During their stay, they successfully carried out a patrol mission along the South American coast.
The Tu-160 Blackjack is a supersonic, variable-geometry heavy bomber(INFOgraphics , VIDEO), designed to strike strategic targets with nuclear and conventional weapons deep in continental theaters of operation.
According to Drik, the bombers are carrying dummy missiles without warheads and their primary mission is to practice patrol sorties in a tropical climate.
Russia's Foreign Ministry earlier said that the landing of strategic bombers in Venezuela did not mean that Russia had established a military base in the South American country.
"Russia does not have military bases in Latin America," Andrei Nesterenko, a spokesman for the Foreign Ministry said. "The landing at the Venezuelan airbase was carried out in line with prior agreements between Russia and Venezuela."
Russia resumed strategic bomber patrol flights over the Pacific, Atlantic and Arctic oceans last August, following an order signed by then-President Vladimir Putin.

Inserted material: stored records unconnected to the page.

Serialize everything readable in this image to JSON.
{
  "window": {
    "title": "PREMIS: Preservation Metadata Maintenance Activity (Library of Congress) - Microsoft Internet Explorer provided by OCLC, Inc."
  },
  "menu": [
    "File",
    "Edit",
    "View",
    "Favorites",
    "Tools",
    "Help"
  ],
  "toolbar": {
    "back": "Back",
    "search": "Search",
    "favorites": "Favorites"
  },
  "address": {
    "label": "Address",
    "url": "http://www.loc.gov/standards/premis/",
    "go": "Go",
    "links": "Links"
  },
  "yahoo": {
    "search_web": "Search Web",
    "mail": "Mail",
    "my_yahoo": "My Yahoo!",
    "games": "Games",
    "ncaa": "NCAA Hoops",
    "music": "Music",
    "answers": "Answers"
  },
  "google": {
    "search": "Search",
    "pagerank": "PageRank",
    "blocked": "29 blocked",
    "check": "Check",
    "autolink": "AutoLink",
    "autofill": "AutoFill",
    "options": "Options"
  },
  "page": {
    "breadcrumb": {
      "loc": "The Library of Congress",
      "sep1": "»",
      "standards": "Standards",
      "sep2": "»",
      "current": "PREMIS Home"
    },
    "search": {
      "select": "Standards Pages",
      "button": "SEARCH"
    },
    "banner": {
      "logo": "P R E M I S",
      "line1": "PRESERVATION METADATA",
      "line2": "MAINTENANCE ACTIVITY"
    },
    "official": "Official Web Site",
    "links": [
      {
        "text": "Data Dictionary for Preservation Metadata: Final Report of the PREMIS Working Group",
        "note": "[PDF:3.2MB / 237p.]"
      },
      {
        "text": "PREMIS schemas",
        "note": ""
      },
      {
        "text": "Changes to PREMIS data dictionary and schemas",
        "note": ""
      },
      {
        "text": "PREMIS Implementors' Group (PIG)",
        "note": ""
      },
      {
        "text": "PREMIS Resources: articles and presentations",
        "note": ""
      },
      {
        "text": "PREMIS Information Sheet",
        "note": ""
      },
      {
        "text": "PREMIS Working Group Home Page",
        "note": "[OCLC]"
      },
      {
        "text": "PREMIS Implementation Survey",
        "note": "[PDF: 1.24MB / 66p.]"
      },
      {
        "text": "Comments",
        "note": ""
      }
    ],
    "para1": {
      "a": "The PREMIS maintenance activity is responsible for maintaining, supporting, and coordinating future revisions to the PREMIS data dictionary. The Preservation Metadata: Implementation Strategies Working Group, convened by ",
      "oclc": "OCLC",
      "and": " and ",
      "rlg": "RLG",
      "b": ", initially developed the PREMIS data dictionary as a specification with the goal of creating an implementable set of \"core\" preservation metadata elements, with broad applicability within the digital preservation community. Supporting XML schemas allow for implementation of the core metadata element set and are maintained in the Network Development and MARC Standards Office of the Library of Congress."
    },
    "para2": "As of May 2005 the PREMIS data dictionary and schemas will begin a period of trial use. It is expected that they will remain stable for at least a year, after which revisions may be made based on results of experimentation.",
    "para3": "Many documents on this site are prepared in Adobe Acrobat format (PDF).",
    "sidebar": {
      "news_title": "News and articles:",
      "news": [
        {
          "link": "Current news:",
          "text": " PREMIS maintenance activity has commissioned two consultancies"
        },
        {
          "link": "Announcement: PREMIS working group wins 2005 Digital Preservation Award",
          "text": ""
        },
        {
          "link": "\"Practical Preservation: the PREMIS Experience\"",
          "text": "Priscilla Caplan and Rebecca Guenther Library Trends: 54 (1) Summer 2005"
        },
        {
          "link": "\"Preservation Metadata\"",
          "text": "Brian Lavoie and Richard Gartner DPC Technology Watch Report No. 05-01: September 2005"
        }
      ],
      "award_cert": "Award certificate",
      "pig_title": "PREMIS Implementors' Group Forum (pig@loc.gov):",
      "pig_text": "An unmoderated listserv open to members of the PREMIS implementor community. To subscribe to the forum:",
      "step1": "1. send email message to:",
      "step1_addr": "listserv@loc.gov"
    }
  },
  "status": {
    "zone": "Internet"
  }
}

Russian bombers have since carried out more than 90 strategic patrol flights and have often been escorted by NATO planes.
U.S. Secretary of State Condoleezza Rice said in mid-August that the Bush administration was unhappy with flights by Russian strategic bombers near U.S. borders and accused Moscow of playing a "dangerous game."